Yes, hiking in Hong Kong. I didn’t realize you could do that, either.
The Dragon’s Back ridge is on the eastern end of Hong Kong island, and the hiking trail that runs across it is super popular, for good reason. On a clearer day, you’d get views across to the massive apartment buildings of Kowloon, but even on a hazy day like today I saw smaller islands dotting the bay, quiet beaches and granite boulders. (I also saw a couple wearing broad-brimmed sun hats walking the opposite direction to me, and I couldn’t resist saying “hi” to them, knowing exactly what accent they’d reply with; it’s pretty easy to spot Australians from a distance once you know the tells.)
At the southern end of the trail, I hopped on the bus to Shek O, a beachside town that at this time of year was mostly host to couples taking engagment and wedding photos next to the ocean swirling against the shore.
PS: More postcards from…
Practial notes for future reference: I followed these very useful directions to walk the trail north to south, starting at Chai Wan MTR station. The only thing I would add is that the walk along the road after you’ve left the cemetery isn’t looooong but the trail head isn’t quite as close as I would have guessed — you can’t miss the trailhead though, so just keep walking.

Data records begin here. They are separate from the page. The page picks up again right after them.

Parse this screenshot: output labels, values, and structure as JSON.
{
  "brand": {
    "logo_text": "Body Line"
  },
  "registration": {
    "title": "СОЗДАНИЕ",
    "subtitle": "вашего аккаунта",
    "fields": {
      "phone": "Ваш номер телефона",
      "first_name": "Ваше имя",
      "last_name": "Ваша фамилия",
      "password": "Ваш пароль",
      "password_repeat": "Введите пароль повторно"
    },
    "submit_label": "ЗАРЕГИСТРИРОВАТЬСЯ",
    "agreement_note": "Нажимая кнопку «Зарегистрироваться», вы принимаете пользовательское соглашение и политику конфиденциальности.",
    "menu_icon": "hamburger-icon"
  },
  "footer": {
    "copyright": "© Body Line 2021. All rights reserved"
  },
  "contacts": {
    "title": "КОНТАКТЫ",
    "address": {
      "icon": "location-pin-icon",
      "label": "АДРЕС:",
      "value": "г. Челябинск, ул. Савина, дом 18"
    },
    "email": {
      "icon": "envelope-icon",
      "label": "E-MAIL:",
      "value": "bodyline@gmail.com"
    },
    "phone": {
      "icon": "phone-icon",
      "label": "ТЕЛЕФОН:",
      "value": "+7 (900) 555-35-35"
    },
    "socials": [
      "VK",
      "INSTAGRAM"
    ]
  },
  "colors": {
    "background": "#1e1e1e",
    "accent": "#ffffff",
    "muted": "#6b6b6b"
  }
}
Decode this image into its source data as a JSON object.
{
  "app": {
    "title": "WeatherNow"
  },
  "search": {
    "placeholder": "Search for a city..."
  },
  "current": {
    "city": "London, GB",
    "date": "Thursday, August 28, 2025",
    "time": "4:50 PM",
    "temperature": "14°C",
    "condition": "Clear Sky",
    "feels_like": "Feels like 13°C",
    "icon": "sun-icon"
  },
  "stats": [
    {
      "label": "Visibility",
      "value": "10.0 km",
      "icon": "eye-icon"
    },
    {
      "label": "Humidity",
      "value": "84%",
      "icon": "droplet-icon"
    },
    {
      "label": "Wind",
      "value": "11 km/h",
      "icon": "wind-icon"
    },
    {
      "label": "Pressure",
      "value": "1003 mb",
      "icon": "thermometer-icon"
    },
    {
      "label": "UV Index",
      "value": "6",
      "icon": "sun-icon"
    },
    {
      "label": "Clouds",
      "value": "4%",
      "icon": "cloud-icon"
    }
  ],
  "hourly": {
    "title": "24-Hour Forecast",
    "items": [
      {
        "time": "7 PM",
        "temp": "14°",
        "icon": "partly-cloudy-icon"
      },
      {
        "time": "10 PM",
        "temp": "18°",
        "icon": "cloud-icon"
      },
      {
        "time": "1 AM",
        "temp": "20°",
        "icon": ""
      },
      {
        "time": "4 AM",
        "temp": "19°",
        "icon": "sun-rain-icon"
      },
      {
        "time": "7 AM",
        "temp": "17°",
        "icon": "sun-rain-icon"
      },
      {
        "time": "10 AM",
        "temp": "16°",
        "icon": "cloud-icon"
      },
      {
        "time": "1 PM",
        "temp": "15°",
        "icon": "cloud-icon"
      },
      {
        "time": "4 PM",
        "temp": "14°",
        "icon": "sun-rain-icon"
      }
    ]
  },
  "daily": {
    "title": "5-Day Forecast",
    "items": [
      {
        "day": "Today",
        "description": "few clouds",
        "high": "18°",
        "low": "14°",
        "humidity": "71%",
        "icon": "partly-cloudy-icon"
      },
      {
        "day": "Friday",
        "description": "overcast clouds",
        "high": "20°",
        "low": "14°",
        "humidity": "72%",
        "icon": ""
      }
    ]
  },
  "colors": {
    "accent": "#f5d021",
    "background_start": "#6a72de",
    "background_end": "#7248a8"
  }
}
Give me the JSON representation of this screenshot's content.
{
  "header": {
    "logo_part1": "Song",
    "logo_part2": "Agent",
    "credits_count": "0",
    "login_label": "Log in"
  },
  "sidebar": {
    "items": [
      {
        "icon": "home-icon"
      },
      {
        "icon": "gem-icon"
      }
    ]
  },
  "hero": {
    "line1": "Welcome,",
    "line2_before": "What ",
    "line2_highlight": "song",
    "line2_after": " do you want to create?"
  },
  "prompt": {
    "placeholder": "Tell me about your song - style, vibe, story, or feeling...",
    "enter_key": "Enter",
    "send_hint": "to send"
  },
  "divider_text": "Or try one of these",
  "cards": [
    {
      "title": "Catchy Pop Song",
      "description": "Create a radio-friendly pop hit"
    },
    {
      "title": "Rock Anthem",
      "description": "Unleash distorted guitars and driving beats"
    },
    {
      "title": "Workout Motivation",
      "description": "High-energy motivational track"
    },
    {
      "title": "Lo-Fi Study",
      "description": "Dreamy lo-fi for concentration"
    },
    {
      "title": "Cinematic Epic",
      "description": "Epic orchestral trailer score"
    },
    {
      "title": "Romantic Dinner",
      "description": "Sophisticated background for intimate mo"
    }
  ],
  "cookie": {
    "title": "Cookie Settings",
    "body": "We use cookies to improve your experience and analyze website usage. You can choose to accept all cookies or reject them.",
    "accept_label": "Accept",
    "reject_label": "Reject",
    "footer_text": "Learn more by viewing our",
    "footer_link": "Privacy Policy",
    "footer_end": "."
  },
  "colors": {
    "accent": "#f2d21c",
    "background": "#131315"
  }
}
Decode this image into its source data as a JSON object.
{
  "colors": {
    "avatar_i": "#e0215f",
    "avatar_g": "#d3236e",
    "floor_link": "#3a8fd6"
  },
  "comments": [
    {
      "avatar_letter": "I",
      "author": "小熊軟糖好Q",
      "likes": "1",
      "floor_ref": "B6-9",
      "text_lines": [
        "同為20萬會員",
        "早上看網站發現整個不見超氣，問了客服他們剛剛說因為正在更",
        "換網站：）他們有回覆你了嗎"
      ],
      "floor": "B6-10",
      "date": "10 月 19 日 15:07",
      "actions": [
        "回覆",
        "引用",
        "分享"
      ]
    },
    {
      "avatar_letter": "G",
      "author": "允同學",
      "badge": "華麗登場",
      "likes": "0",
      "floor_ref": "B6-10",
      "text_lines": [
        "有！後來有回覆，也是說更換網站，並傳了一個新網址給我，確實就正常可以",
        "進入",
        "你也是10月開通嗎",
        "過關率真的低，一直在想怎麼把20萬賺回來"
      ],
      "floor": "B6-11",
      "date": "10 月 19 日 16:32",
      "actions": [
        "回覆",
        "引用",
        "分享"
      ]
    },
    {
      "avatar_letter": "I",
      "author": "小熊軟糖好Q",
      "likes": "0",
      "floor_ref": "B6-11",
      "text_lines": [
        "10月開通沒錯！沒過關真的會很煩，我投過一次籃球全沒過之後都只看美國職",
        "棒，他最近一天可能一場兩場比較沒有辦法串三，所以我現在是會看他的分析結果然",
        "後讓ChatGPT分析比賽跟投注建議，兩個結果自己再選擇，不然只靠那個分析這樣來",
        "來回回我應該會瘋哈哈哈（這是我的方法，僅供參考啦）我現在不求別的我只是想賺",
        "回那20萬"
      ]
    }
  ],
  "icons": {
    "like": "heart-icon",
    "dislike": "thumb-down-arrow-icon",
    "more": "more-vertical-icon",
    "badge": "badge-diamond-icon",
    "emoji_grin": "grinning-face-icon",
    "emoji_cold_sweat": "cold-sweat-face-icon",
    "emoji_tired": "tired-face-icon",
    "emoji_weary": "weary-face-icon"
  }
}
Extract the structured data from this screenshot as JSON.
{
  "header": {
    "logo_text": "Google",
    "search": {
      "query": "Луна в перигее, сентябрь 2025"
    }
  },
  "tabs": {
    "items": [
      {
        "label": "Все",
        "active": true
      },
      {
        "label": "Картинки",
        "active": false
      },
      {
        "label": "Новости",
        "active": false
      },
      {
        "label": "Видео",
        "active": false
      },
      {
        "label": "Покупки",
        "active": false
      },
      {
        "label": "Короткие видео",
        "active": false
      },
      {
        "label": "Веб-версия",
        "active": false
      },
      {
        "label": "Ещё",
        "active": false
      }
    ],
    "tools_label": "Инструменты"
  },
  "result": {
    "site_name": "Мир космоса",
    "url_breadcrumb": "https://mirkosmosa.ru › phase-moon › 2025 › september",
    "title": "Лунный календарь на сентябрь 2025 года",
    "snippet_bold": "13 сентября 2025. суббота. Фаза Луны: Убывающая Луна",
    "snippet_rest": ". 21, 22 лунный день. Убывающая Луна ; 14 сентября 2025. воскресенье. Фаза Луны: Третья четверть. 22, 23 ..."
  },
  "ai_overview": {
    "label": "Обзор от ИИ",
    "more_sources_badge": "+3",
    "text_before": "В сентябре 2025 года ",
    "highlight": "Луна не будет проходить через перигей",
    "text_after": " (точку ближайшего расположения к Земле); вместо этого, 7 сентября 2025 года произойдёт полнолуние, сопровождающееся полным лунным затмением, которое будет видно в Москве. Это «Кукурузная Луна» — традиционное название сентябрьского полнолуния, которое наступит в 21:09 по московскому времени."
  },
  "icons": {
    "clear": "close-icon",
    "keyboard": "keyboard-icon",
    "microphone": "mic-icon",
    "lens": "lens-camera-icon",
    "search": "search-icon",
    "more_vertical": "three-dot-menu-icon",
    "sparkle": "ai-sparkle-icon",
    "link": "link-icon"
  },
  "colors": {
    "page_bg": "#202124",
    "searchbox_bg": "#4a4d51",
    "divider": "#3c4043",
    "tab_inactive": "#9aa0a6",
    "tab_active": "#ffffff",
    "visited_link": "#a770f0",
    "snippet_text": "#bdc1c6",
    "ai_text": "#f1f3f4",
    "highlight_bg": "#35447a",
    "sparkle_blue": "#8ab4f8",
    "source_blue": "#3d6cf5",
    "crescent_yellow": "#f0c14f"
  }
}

The trail over the ridge is quite exposed to sun, you’ll want to wear sunscreen and carry plenty of water. There’s nowhere on trail to get water. I was there on a warm winter’s day and I wish I’d brought a full litre of water rather than 500 ml.
I found myself walking against the flow of traffic on trail, not sure if that was because of my timing or because more people start at the southern end and walk northwards. I did the trail on a Monday, it was certainly populated, but not ridiculously so. The weekend might be a different matter…
When you get to the southern end of the trail, there are bus stops for buses to Shek O and Shau Kei Wan MTR station. While Shek O is within walking distance of the southern trailhead, it’s along a winding road without shoulders much of the way so you’re better off catching a bus.